Content starts

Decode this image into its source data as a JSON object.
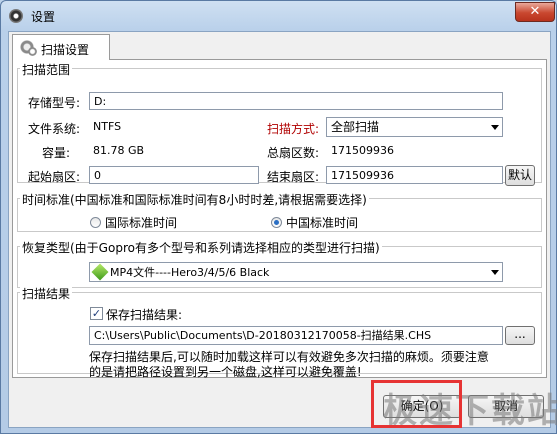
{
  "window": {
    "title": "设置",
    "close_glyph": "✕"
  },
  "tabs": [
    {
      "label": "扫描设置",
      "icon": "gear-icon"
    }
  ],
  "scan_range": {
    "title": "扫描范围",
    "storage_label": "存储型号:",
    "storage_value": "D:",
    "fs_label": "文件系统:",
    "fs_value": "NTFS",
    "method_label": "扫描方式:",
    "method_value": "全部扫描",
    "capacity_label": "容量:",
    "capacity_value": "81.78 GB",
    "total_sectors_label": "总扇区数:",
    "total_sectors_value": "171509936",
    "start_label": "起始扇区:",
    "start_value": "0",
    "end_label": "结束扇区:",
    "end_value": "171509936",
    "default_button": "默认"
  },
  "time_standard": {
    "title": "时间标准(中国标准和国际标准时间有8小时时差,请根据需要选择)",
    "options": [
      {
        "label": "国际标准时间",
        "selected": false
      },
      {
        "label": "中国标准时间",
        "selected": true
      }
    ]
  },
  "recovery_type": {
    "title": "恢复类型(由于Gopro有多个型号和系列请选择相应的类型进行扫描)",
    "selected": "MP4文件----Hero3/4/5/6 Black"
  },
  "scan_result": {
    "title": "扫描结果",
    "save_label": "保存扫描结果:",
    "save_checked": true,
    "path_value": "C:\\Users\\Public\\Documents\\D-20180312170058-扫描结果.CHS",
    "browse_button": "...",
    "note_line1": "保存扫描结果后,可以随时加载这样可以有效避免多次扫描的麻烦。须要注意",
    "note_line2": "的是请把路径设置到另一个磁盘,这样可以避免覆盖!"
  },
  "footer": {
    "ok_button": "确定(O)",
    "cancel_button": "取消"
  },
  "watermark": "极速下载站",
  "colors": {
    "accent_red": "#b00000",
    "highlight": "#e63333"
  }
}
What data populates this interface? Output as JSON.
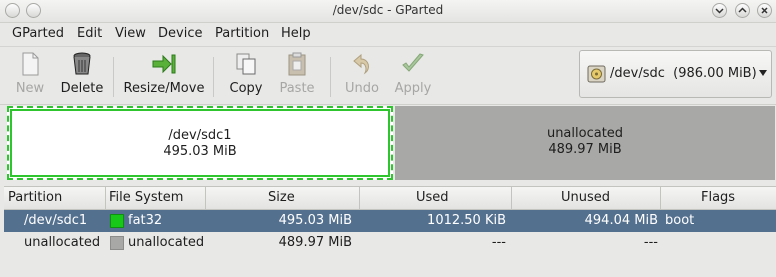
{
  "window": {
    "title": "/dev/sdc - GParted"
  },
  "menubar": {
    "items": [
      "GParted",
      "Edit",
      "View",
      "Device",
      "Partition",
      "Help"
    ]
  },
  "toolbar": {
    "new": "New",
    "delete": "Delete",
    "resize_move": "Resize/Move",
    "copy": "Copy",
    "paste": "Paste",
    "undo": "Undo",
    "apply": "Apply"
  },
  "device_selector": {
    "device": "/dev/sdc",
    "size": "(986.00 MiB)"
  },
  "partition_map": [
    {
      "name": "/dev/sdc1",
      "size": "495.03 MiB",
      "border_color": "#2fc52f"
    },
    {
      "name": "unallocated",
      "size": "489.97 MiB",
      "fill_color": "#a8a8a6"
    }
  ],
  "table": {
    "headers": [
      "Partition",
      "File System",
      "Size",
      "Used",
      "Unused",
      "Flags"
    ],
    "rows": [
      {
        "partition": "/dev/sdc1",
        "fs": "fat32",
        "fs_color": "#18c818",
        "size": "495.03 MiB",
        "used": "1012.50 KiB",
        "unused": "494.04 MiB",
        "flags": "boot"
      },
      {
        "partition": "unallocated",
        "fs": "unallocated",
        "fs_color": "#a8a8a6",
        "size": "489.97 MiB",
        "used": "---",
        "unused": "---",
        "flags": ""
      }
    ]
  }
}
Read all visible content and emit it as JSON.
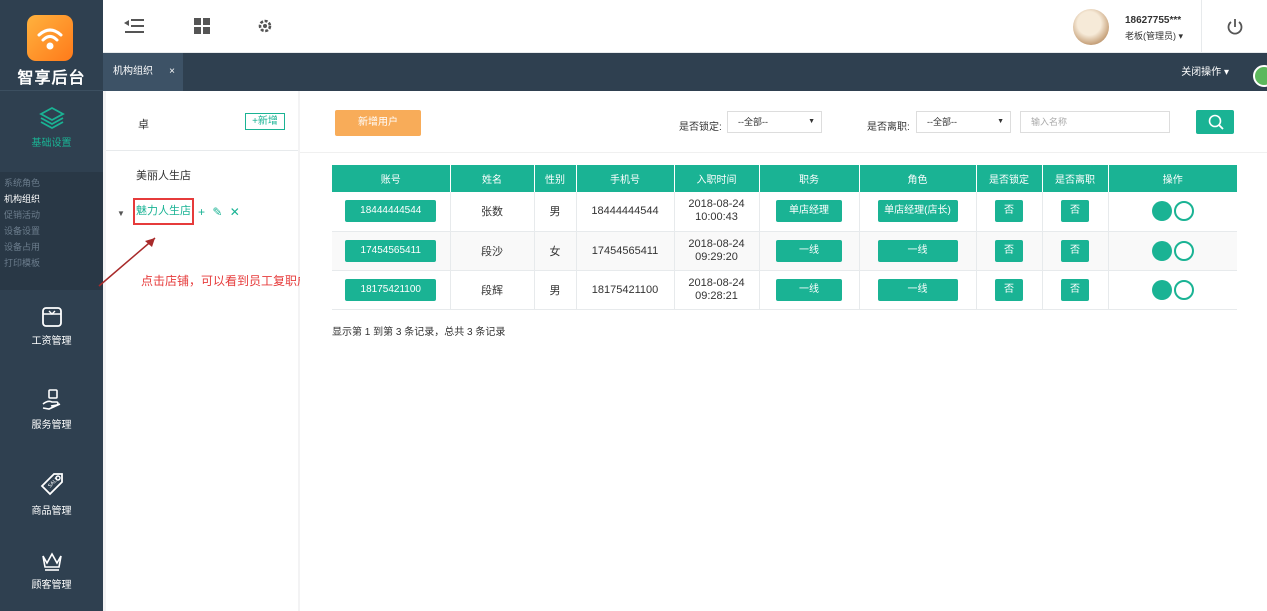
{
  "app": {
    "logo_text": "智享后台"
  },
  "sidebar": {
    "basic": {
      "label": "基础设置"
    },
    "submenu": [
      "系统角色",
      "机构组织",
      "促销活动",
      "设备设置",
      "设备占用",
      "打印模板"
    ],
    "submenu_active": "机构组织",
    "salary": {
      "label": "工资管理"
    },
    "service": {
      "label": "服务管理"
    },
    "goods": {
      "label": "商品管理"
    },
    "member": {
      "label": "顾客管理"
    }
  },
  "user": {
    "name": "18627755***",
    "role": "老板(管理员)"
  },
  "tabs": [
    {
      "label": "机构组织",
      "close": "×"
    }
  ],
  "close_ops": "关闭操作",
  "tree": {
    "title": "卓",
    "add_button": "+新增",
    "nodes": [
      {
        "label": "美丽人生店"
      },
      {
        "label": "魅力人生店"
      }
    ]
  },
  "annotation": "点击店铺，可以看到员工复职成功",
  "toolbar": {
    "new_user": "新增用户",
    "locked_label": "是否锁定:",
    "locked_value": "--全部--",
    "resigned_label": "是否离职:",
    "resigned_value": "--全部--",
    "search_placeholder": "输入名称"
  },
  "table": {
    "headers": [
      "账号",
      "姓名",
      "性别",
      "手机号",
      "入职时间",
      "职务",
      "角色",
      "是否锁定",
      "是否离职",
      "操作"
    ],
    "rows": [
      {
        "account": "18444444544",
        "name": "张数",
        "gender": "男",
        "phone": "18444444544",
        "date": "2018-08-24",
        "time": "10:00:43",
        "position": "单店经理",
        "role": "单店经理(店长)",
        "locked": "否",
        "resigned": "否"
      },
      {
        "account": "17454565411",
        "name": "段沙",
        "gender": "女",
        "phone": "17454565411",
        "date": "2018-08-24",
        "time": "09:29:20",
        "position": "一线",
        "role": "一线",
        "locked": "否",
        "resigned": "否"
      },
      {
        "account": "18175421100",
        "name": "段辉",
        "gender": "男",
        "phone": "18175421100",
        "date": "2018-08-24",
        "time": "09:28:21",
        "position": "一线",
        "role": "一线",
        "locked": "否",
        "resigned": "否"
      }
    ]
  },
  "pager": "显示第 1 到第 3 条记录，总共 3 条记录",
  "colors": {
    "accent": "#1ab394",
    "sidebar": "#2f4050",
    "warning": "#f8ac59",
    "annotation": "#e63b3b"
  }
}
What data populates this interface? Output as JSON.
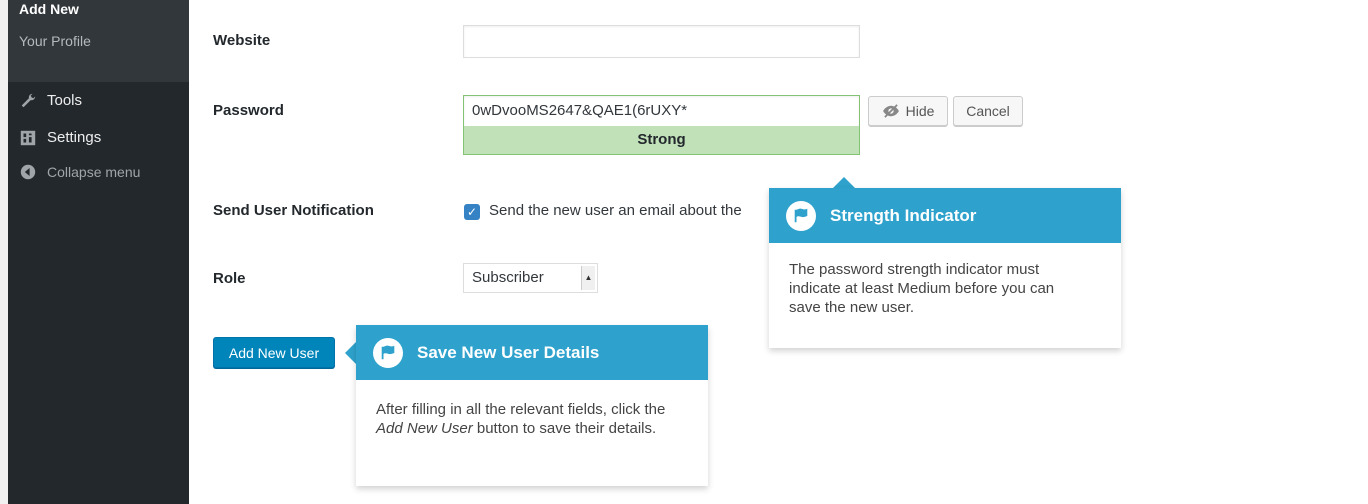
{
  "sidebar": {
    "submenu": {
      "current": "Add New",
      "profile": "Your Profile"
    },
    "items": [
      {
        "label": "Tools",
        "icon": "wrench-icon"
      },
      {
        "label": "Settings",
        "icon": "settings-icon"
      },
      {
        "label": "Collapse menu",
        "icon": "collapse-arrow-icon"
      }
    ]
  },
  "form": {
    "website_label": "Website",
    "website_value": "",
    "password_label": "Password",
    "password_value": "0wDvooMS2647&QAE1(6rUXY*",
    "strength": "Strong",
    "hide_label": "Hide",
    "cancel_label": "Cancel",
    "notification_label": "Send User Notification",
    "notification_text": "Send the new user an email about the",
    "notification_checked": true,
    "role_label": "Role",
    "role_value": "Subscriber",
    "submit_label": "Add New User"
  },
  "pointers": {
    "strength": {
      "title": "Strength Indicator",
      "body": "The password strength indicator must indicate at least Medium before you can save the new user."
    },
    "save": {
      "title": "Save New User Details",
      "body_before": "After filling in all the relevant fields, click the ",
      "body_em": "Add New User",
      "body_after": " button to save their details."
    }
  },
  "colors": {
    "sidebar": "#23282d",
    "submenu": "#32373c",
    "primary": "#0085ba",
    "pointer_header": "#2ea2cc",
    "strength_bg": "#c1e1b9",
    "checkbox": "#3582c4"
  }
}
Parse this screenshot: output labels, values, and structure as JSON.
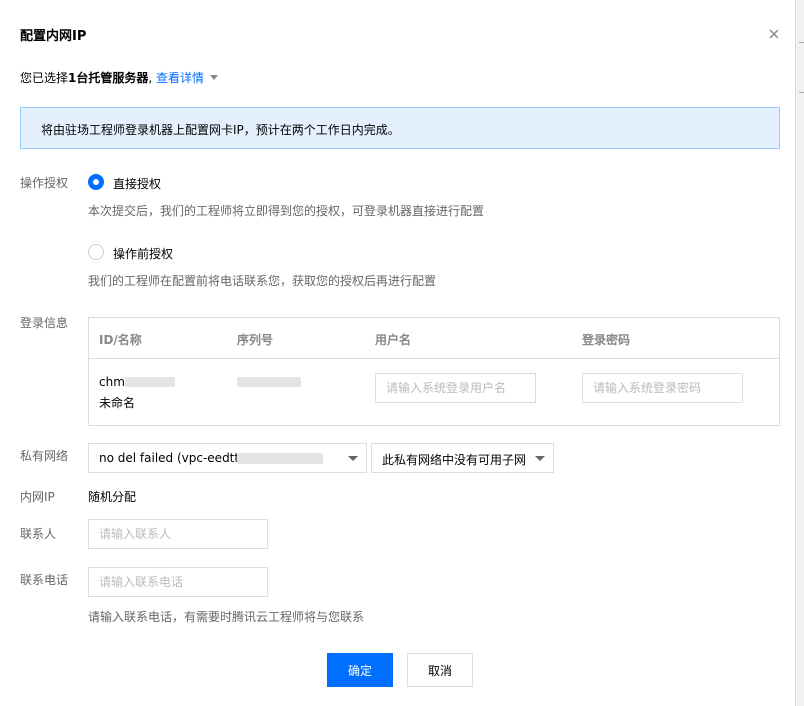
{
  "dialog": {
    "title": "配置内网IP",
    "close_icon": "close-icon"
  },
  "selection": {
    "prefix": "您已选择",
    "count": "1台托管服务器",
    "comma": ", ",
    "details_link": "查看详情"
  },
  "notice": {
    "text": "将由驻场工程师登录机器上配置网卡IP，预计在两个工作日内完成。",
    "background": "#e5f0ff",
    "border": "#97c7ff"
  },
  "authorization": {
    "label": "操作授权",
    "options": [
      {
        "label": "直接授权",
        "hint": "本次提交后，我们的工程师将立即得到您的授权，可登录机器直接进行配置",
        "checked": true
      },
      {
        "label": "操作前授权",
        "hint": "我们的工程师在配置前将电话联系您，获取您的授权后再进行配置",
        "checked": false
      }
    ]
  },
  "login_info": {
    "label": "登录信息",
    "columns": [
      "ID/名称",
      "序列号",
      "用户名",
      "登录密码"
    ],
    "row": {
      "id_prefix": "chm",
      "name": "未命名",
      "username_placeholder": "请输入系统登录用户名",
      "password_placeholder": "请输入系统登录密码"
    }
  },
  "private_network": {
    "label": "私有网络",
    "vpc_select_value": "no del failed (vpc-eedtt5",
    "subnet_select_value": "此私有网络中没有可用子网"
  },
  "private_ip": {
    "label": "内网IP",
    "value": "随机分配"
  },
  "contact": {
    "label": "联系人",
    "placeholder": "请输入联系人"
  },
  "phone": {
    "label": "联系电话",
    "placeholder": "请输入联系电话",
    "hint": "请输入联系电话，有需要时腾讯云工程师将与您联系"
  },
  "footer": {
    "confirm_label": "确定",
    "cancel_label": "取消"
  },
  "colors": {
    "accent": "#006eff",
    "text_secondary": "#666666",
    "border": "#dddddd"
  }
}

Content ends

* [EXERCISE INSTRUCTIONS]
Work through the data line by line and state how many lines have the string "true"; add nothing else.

* [ANSWER SECTION]
4